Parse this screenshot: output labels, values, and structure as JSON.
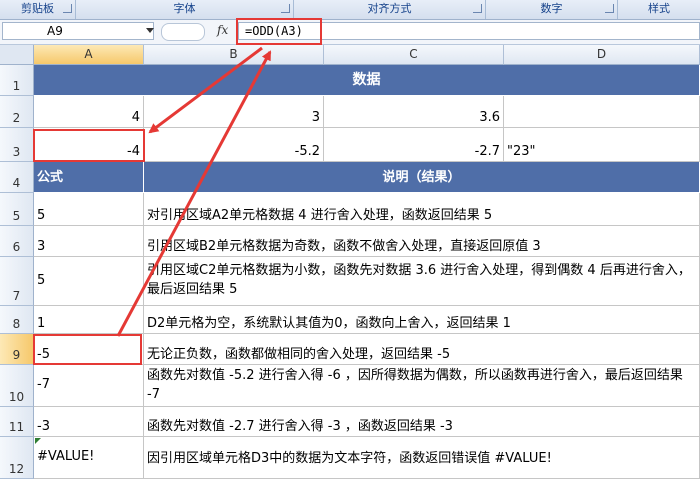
{
  "ribbon": {
    "groups": [
      "剪贴板",
      "字体",
      "对齐方式",
      "数字",
      "样式"
    ]
  },
  "formula_bar": {
    "name_box": "A9",
    "fx": "fx",
    "formula": "=ODD(A3)"
  },
  "columns": [
    "A",
    "B",
    "C",
    "D"
  ],
  "rows": [
    "1",
    "2",
    "3",
    "4",
    "5",
    "6",
    "7",
    "8",
    "9",
    "10",
    "11",
    "12"
  ],
  "data_table": {
    "title": "数据",
    "row2": [
      "4",
      "3",
      "3.6",
      ""
    ],
    "row3": [
      "-4",
      "-5.2",
      "-2.7",
      "\"23\""
    ]
  },
  "results": {
    "header_formula": "公式",
    "header_desc": "说明（结果）",
    "items": [
      {
        "value": "5",
        "desc": "对引用区域A2单元格数据 4 进行舍入处理，函数返回结果 5"
      },
      {
        "value": "3",
        "desc": "引用区域B2单元格数据为奇数，函数不做舍入处理，直接返回原值 3"
      },
      {
        "value": "5",
        "desc": "引用区域C2单元格数据为小数，函数先对数据 3.6 进行舍入处理，得到偶数 4 后再进行舍入，最后返回结果 5"
      },
      {
        "value": "1",
        "desc": "D2单元格为空，系统默认其值为0，函数向上舍入，返回结果 1"
      },
      {
        "value": "-5",
        "desc": "无论正负数，函数都做相同的舍入处理，返回结果 -5"
      },
      {
        "value": "-7",
        "desc": "函数先对数值 -5.2 进行舍入得 -6 ，因所得数据为偶数，所以函数再进行舍入，最后返回结果 -7"
      },
      {
        "value": "-3",
        "desc": "函数先对数值 -2.7 进行舍入得 -3 ，函数返回结果 -3"
      },
      {
        "value": "#VALUE!",
        "desc": "因引用区域单元格D3中的数据为文本字符，函数返回错误值 #VALUE!"
      }
    ]
  },
  "colors": {
    "header_bg": "#4f6ea8",
    "highlight": "#e53935"
  }
}
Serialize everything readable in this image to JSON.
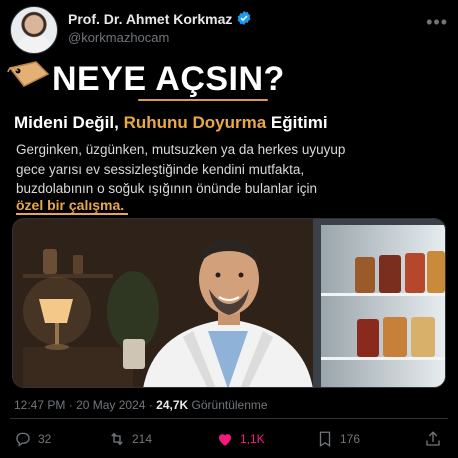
{
  "author": {
    "name": "Prof. Dr. Ahmet Korkmaz",
    "handle": "@korkmazhocam",
    "verified": true
  },
  "post": {
    "headline": "NEYE AÇSIN?",
    "subtitle_part1": "Mideni Değil, ",
    "subtitle_accent": "Ruhunu Doyurma",
    "subtitle_part2": " Eğitimi",
    "body_lines": [
      "Gerginken, üzgünken, mutsuzken ya da herkes uyuyup",
      "gece yarısı ev sessizleştiğinde kendini mutfakta,",
      "buzdolabının o soğuk ışığının önünde bulanlar için"
    ],
    "highlight": "özel bir çalışma.",
    "image_icon": "doctor-kitchen-fridge-photo"
  },
  "meta": {
    "time": "12:47 PM",
    "separator": "·",
    "date": "20 May 2024",
    "views_count": "24,7K",
    "views_label": "Görüntülenme"
  },
  "actions": {
    "replies": "32",
    "reposts": "214",
    "likes": "1,1K",
    "bookmarks": "176"
  },
  "colors": {
    "accent": "#e8a84a",
    "like": "#f91880",
    "verified": "#1d9bf0",
    "muted": "#71767b"
  }
}
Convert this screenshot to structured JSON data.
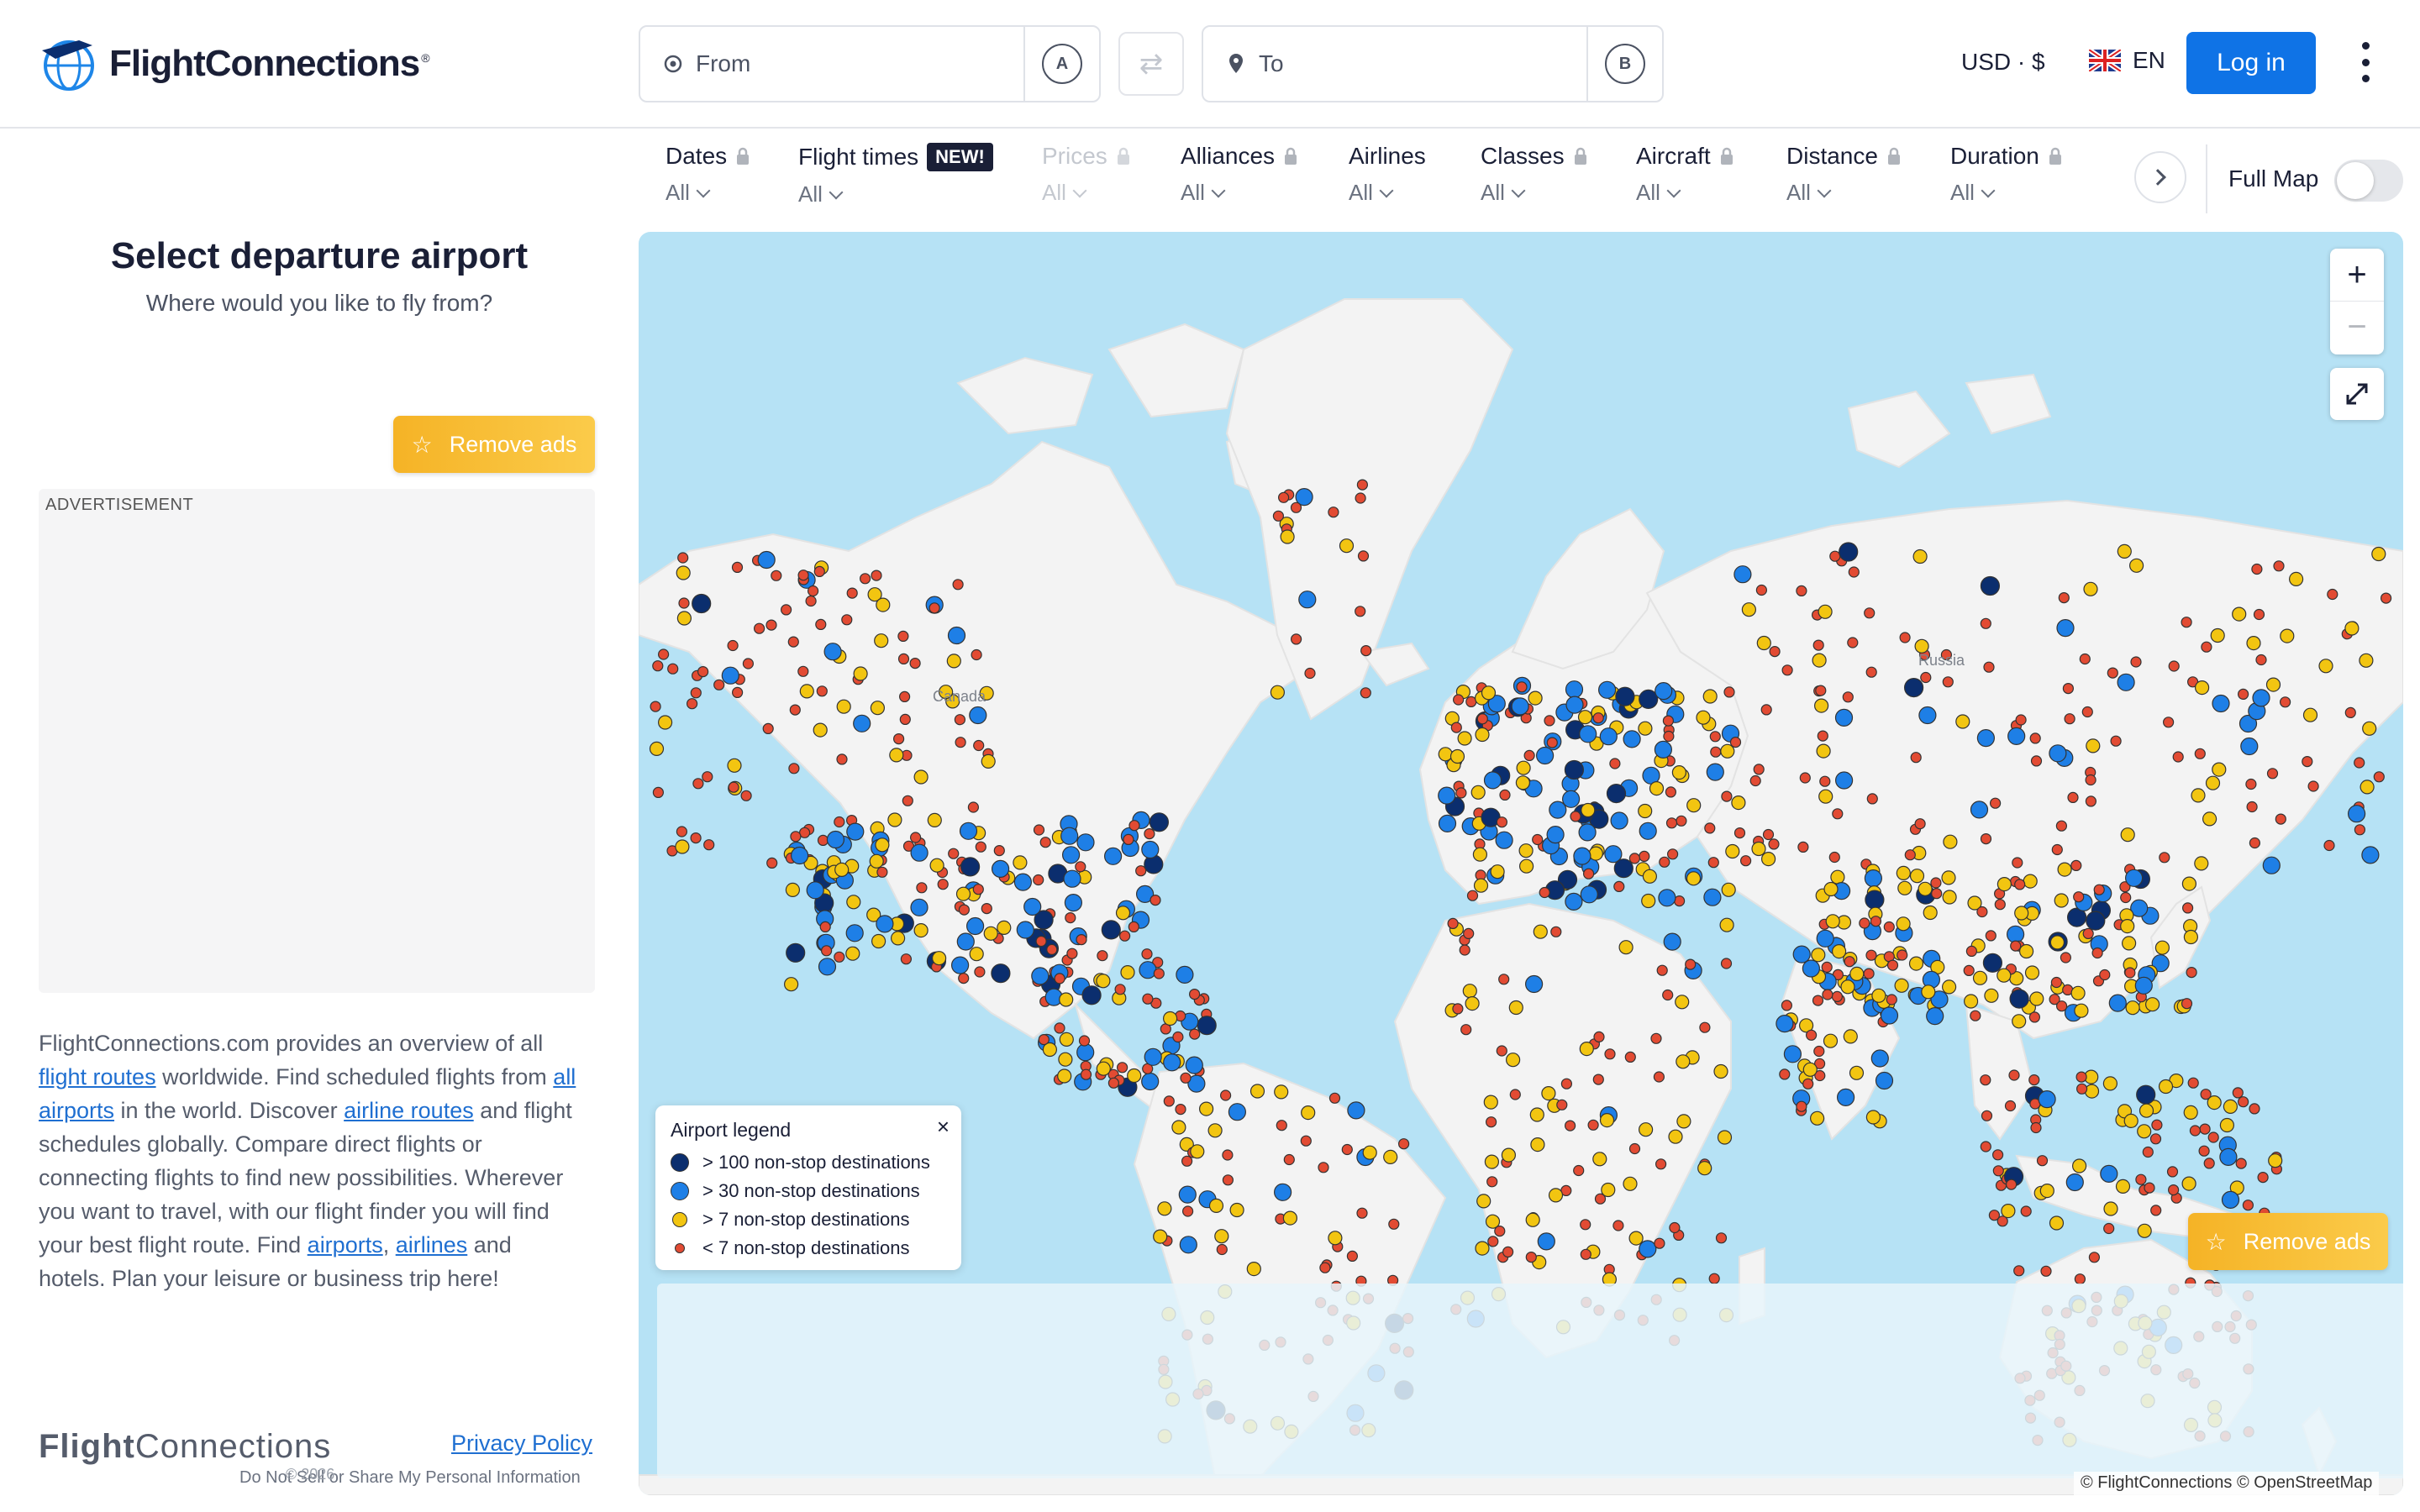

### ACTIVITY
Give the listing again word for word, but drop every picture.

### FINAL ANSWER
Parse this screenshot: output labels, values, and structure as JSON.
{
  "ribbon": {
    "groups": [
      "剪贴板",
      "字体",
      "对齐方式",
      "数字",
      "样式"
    ]
  },
  "formula_bar": {
    "name_box": "A9",
    "fx": "fx",
    "formula": "=ODD(A3)"
  },
  "columns": [
    "A",
    "B",
    "C",
    "D"
  ],
  "rows": [
    "1",
    "2",
    "3",
    "4",
    "5",
    "6",
    "7",
    "8",
    "9",
    "10",
    "11",
    "12"
  ],
  "data_table": {
    "title": "数据",
    "row2": [
      "4",
      "3",
      "3.6",
      ""
    ],
    "row3": [
      "-4",
      "-5.2",
      "-2.7",
      "\"23\""
    ]
  },
  "results": {
    "header_formula": "公式",
    "header_desc": "说明（结果）",
    "items": [
      {
        "value": "5",
        "desc": "对引用区域A2单元格数据 4 进行舍入处理，函数返回结果 5"
      },
      {
        "value": "3",
        "desc": "引用区域B2单元格数据为奇数，函数不做舍入处理，直接返回原值 3"
      },
      {
        "value": "5",
        "desc": "引用区域C2单元格数据为小数，函数先对数据 3.6 进行舍入处理，得到偶数 4 后再进行舍入，最后返回结果 5"
      },
      {
        "value": "1",
        "desc": "D2单元格为空，系统默认其值为0，函数向上舍入，返回结果 1"
      },
      {
        "value": "-5",
        "desc": "无论正负数，函数都做相同的舍入处理，返回结果 -5"
      },
      {
        "value": "-7",
        "desc": "函数先对数值 -5.2 进行舍入得 -6 ，因所得数据为偶数，所以函数再进行舍入，最后返回结果 -7"
      },
      {
        "value": "-3",
        "desc": "函数先对数值 -2.7 进行舍入得 -3 ，函数返回结果 -3"
      },
      {
        "value": "#VALUE!",
        "desc": "因引用区域单元格D3中的数据为文本字符，函数返回错误值 #VALUE!"
      }
    ]
  },
  "colors": {
    "header_bg": "#4f6ea8",
    "highlight": "#e53935"
  }
}
Serialize everything readable in this image to JSON.
{
  "author": {
    "name": "Prof. Dr. Ahmet Korkmaz",
    "handle": "@korkmazhocam",
    "verified": true
  },
  "post": {
    "headline": "NEYE AÇSIN?",
    "subtitle_part1": "Mideni Değil, ",
    "subtitle_accent": "Ruhunu Doyurma",
    "subtitle_part2": " Eğitimi",
    "body_lines": [
      "Gerginken, üzgünken, mutsuzken ya da herkes uyuyup",
      "gece yarısı ev sessizleştiğinde kendini mutfakta,",
      "buzdolabının o soğuk ışığının önünde bulanlar için"
    ],
    "highlight": "özel bir çalışma.",
    "image_icon": "doctor-kitchen-fridge-photo"
  },
  "meta": {
    "time": "12:47 PM",
    "separator": "·",
    "date": "20 May 2024",
    "views_count": "24,7K",
    "views_label": "Görüntülenme"
  },
  "actions": {
    "replies": "32",
    "reposts": "214",
    "likes": "1,1K",
    "bookmarks": "176"
  },
  "colors": {
    "accent": "#e8a84a",
    "like": "#f91880",
    "verified": "#1d9bf0",
    "muted": "#71767b"
  }
}
Convert this screenshot to structured JSON data.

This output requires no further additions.